  • All postmenopausal women will be at least 4 years post menopause to avoid the potential for perimenopausal interference with study results

Exclusion Criteria:

  • Active cardiopulmonary disease
  • Hypertension
  • Diabetes
  • COPD with concurrent daily use of inhalers.
  • Known liver disease
  • Peripheral neuropathy
  • Chronic Kidney disease
  • Pregnant women
  • Any of the following contraindications to estrogen usage will cause exclusion:
  • Personal or 1st degree relative (mother, sister, daughter) history of breast, ovarian, or uterine cancer
  • Vaginal bleeding;
  • Current thrombophlebitis or venous thromboembolic disorders including deep vein thrombosis or pulmonary embolus;
  • Arterial thromboembolic disease such as stroke or myocardial infarction
  • Migraine headaches
  • Any previous intolerance to estrogen supplementation.
  • Women who have smoked during the one-year period prior to enrollment.
  Contacts and Locations
Choosing to participate in a study is an important personal decision. Talk with your doctor and family members or friends about deciding to join a study. To learn more about this study, you or your doctor may contact the study research staff using the Contacts provided below. For general information, see Learn About Clinical Studies.

Please refer to this study by its ClinicalTrials.gov identifier: NCT01633814

Locations
United States, Missouri
University of Missouri Recruiting
Columbia, Missouri, United States, 65212
Contact: Charla L Jay, BSN    573-884-5048    jayc@health.missouri.edu   
Contact: Paul J Fadel    573-884-5220    fadelp@health.missouri.edu   
Principal Investigator: Paul J Fadel, PhD         
Sponsors and Collaborators
University of Missouri-Columbia
Investigators
Principal Investigator: Paul J Fadel, PhD University of Missouri-Columbia
  More Information

No publications provided

Responsible Party: Paul Fadel, PhD, Associate Professor, University of Missouri-Columbia
ClinicalTrials.gov Identifier: NCT01633814     History of Changes
Other Study ID Numbers: 1133919
Study First Received: June 25, 2012
Last Updated: June 25, 2013
Health Authority: United States: Institutional Review Board

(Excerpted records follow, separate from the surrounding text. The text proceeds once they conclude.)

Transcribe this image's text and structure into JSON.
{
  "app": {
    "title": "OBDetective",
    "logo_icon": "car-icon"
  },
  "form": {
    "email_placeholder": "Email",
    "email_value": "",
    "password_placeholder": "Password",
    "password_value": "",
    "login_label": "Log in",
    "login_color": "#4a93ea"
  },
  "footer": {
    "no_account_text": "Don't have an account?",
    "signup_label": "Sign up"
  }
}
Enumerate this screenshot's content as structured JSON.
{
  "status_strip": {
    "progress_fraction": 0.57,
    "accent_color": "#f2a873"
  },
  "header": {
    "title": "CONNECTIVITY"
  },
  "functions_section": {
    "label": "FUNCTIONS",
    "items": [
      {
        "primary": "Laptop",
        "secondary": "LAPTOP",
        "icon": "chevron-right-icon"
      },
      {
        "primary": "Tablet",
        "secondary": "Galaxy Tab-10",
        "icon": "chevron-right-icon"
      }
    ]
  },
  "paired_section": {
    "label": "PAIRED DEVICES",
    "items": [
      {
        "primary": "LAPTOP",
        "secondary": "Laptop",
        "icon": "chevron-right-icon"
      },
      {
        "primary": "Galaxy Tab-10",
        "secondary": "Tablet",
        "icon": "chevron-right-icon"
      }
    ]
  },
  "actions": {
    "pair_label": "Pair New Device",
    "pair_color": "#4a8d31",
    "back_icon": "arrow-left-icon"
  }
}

Additional relevant MeSH terms:
Estradiol
Polyestradiol phosphate
Hormones
Progesterone
Estradiol valerate
Estradiol 17 beta-cypionate
Estradiol 3-benzoate
Estrogens
Hormones, Hormone Substitutes, and Hormone Antagonists
Physiological Effects of Drugs
Pharmacologic Actions
Contraceptive Agents
Reproductive Control Agents
Therapeutic Uses
Contraceptive Agents, Female
Progestins

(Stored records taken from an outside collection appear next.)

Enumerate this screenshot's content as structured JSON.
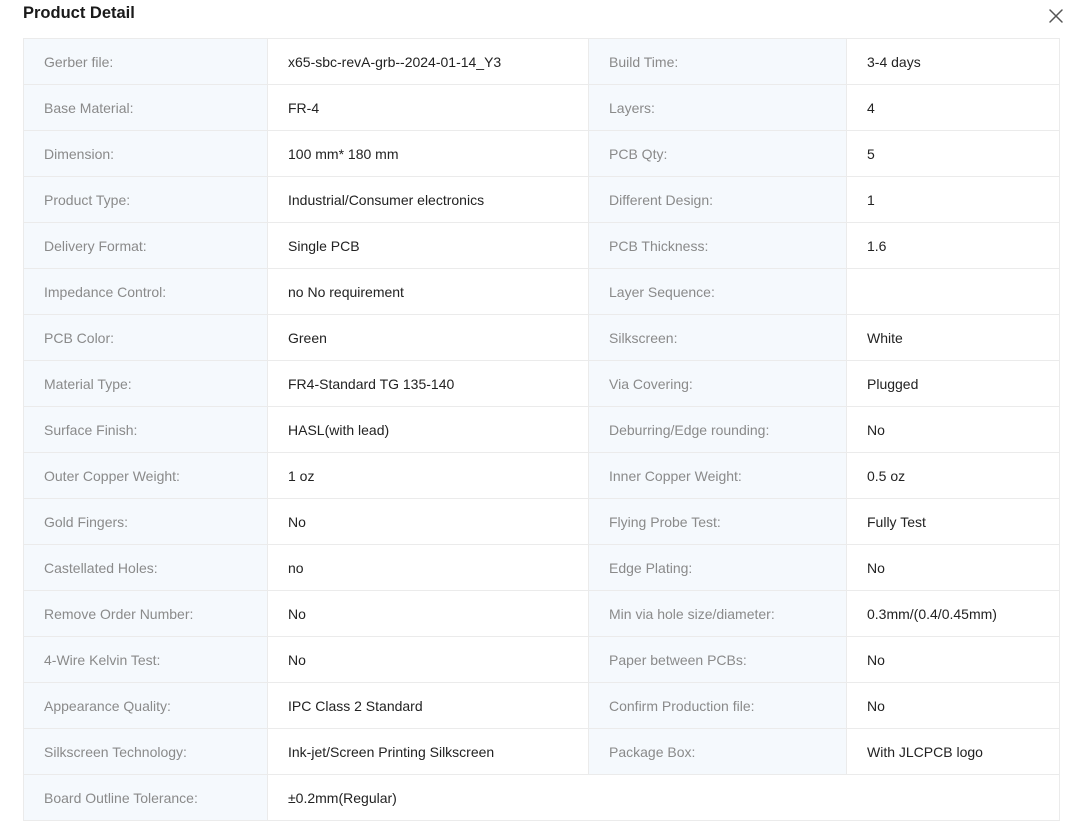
{
  "dialog": {
    "title": "Product Detail",
    "close_icon": "close-icon"
  },
  "rows": [
    [
      {
        "label": "Gerber file:",
        "value": "x65-sbc-revA-grb--2024-01-14_Y3"
      },
      {
        "label": "Build Time:",
        "value": "3-4 days"
      }
    ],
    [
      {
        "label": "Base Material:",
        "value": "FR-4"
      },
      {
        "label": "Layers:",
        "value": "4"
      }
    ],
    [
      {
        "label": "Dimension:",
        "value": "100 mm* 180 mm"
      },
      {
        "label": "PCB Qty:",
        "value": "5"
      }
    ],
    [
      {
        "label": "Product Type:",
        "value": "Industrial/Consumer electronics"
      },
      {
        "label": "Different Design:",
        "value": "1"
      }
    ],
    [
      {
        "label": "Delivery Format:",
        "value": "Single PCB"
      },
      {
        "label": "PCB Thickness:",
        "value": "1.6"
      }
    ],
    [
      {
        "label": "Impedance Control:",
        "value": "no No requirement"
      },
      {
        "label": "Layer Sequence:",
        "value": ""
      }
    ],
    [
      {
        "label": "PCB Color:",
        "value": "Green"
      },
      {
        "label": "Silkscreen:",
        "value": "White"
      }
    ],
    [
      {
        "label": "Material Type:",
        "value": "FR4-Standard TG 135-140"
      },
      {
        "label": "Via Covering:",
        "value": "Plugged"
      }
    ],
    [
      {
        "label": "Surface Finish:",
        "value": "HASL(with lead)"
      },
      {
        "label": "Deburring/Edge rounding:",
        "value": "No"
      }
    ],
    [
      {
        "label": "Outer Copper Weight:",
        "value": "1 oz"
      },
      {
        "label": "Inner Copper Weight:",
        "value": "0.5 oz"
      }
    ],
    [
      {
        "label": "Gold Fingers:",
        "value": "No"
      },
      {
        "label": "Flying Probe Test:",
        "value": "Fully Test"
      }
    ],
    [
      {
        "label": "Castellated Holes:",
        "value": "no"
      },
      {
        "label": "Edge Plating:",
        "value": "No"
      }
    ],
    [
      {
        "label": "Remove Order Number:",
        "value": "No"
      },
      {
        "label": "Min via hole size/diameter:",
        "value": "0.3mm/(0.4/0.45mm)"
      }
    ],
    [
      {
        "label": "4-Wire Kelvin Test:",
        "value": "No"
      },
      {
        "label": "Paper between PCBs:",
        "value": "No"
      }
    ],
    [
      {
        "label": "Appearance Quality:",
        "value": "IPC Class 2 Standard"
      },
      {
        "label": "Confirm Production file:",
        "value": "No"
      }
    ],
    [
      {
        "label": "Silkscreen Technology:",
        "value": "Ink-jet/Screen Printing Silkscreen"
      },
      {
        "label": "Package Box:",
        "value": "With JLCPCB logo"
      }
    ],
    [
      {
        "label": "Board Outline Tolerance:",
        "value": "±0.2mm(Regular)"
      }
    ]
  ]
}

ClinicalTrials.gov processed this record on August 26, 2014